Skip to main content

Maldonado de Silva, Francisco


MALDONADO DE SILVA, FRANCISCO (1592–1639), Marrano martyr in Peru. Son of the physician Diego Nuñez de Silva (d. 1616) who was reconciled by the Inquisition in 1605, Francisco was born in Tucuman (now Argentina) and studied at the University of San Marcos in Lima, Peru. He was reared as a devout Catholic, and educated as a physician. His reading of the anti-Jewish Scrutinium Scripturarum by the apostate Pablo de *Santa Maria (Solomon ha-Levi) led him to pose questions to his father on the relative merits of Judaism and Christianity. His father acknowledged that he was still a Jew at heart, and guided his son in studying Judaism. Maldonado was persuaded to become a secret Jew. After his father's death he moved to Chile, where he married and in 1619 was appointed surgeon of the hospital in Santiago. He continued practicing Judaism, but was denounced to the Inquisition in 1627 by his two sisters, whom he had sought to convert. Despite continued efforts by the Inquisition to shake his faith, including 14 attempts by theologians to better him in religious debates, he held fast to Judaism. After each hearing he signed his testimony "Eli Nazareno, unworthy servant of the God of Israel, alias Silva." He circumcised himself with a pocketknife and scissors and resorted to long and agonizing fasts. Though suffering from numerous ailments, he used an improvised rope made from corn husks to lower himself into other cells, where he found some Judaizers whom he fortified in their faith, also converting Catholics to Judaism. Using scraps of paper and a pen made from a chicken bone, he wrote several tracts in support of his beliefs. He was burned at the stake in Lima at the conclusion of the auto-da-fé of 1639. News of his death made a profound impact on writers like Isaac *Cardozo and Daniel Levi (Miguel) de *Barrios, although the latter confuses him with Tomás Treviño de *Sobremonte.
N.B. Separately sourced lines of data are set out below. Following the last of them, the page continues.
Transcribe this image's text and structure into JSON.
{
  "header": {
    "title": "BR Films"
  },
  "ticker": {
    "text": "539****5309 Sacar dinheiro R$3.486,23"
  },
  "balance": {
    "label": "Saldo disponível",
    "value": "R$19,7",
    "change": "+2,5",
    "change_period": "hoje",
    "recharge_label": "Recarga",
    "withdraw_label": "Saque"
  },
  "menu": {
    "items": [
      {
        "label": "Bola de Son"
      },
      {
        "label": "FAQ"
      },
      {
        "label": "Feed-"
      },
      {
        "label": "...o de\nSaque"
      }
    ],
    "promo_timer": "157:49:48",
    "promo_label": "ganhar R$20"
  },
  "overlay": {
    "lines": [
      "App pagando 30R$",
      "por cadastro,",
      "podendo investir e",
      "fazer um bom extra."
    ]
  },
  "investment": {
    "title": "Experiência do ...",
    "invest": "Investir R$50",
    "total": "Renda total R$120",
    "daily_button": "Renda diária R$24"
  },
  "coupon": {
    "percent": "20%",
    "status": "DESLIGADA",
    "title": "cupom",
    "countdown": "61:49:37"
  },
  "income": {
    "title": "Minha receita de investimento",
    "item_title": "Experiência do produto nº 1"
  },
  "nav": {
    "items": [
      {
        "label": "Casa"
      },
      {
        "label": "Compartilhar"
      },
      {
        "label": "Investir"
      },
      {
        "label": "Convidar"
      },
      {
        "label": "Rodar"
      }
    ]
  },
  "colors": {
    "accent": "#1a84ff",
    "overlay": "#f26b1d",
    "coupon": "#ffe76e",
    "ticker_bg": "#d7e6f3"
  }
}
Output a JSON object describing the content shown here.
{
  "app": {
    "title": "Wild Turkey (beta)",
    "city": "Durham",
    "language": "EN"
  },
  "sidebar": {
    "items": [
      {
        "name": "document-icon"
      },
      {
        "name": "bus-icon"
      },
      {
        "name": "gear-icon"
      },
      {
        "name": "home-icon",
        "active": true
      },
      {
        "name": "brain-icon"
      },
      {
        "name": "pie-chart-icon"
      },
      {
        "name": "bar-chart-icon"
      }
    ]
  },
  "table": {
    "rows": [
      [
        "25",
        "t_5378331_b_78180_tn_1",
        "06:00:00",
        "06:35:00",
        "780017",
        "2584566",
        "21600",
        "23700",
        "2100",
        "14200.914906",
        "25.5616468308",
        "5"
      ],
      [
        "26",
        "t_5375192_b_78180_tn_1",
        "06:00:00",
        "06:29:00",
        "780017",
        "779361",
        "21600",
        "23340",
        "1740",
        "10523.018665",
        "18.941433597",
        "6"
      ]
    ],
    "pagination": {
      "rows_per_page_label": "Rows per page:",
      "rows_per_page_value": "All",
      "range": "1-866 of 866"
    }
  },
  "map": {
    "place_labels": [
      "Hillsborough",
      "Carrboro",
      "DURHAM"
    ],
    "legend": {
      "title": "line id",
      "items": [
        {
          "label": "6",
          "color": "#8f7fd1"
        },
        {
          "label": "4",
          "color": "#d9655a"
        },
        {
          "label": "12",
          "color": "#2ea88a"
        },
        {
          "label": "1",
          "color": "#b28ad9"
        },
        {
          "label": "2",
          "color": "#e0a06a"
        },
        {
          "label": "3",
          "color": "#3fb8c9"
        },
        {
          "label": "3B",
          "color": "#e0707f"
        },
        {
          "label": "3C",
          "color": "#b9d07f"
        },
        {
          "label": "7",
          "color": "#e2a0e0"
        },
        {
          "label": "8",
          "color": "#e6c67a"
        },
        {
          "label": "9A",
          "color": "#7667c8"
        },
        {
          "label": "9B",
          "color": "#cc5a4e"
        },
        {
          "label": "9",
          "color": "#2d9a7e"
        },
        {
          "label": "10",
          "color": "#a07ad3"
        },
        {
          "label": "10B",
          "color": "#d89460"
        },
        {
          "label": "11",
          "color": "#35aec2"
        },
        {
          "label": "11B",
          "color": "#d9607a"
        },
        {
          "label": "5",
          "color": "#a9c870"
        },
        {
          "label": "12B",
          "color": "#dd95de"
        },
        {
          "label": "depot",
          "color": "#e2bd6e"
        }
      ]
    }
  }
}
B.Lewin, Mártires y conquistadores judíos en la América Hispana (1954), 177–207; idem, El Santo Oficio en América (1950), 142–52, 182; Roth, Marranos3, index s.v.Silva; H.C. Lea, Inquisition in the Spanish Dependencies… Peru… (1908), index.

[Martin A. Cohen]

Cite this article
Pick a style below, and copy the text for your bibliography.

  • MLA
  • Chicago
  • APA

"Maldonado de Silva, Francisco." Encyclopaedia Judaica. . 19 Apr. 2019 <>.

"Maldonado de Silva, Francisco." Encyclopaedia Judaica. . (April 19, 2019).

"Maldonado de Silva, Francisco." Encyclopaedia Judaica. . Retrieved April 19, 2019 from

Learn more about citation styles

Citation styles gives you the ability to cite reference entries and articles according to common styles from the Modern Language Association (MLA), The Chicago Manual of Style, and the American Psychological Association (APA).

Within the “Cite this article” tool, pick a style to see how all available information looks when formatted according to that style. Then, copy and paste the text into your bibliography or works cited list.

Because each style has its own formatting nuances that evolve over time and not all information is available for every reference entry or article, cannot guarantee each citation it generates. Therefore, it’s best to use citations as a starting point before checking the style against your school or publication’s requirements and the most-recent information available at these sites:

Modern Language Association

The Chicago Manual of Style

American Psychological Association

  • Most online reference entries and articles do not have page numbers. Therefore, that information is unavailable for most content. However, the date of retrieval is often important. Refer to each style’s convention regarding the best way to format page numbers and retrieval dates.
  • In addition to the MLA, Chicago, and APA styles, your school, university, publication, or institution may have its own requirements for citations. Therefore, be sure to refer to those guidelines when editing your bibliography or works cited list.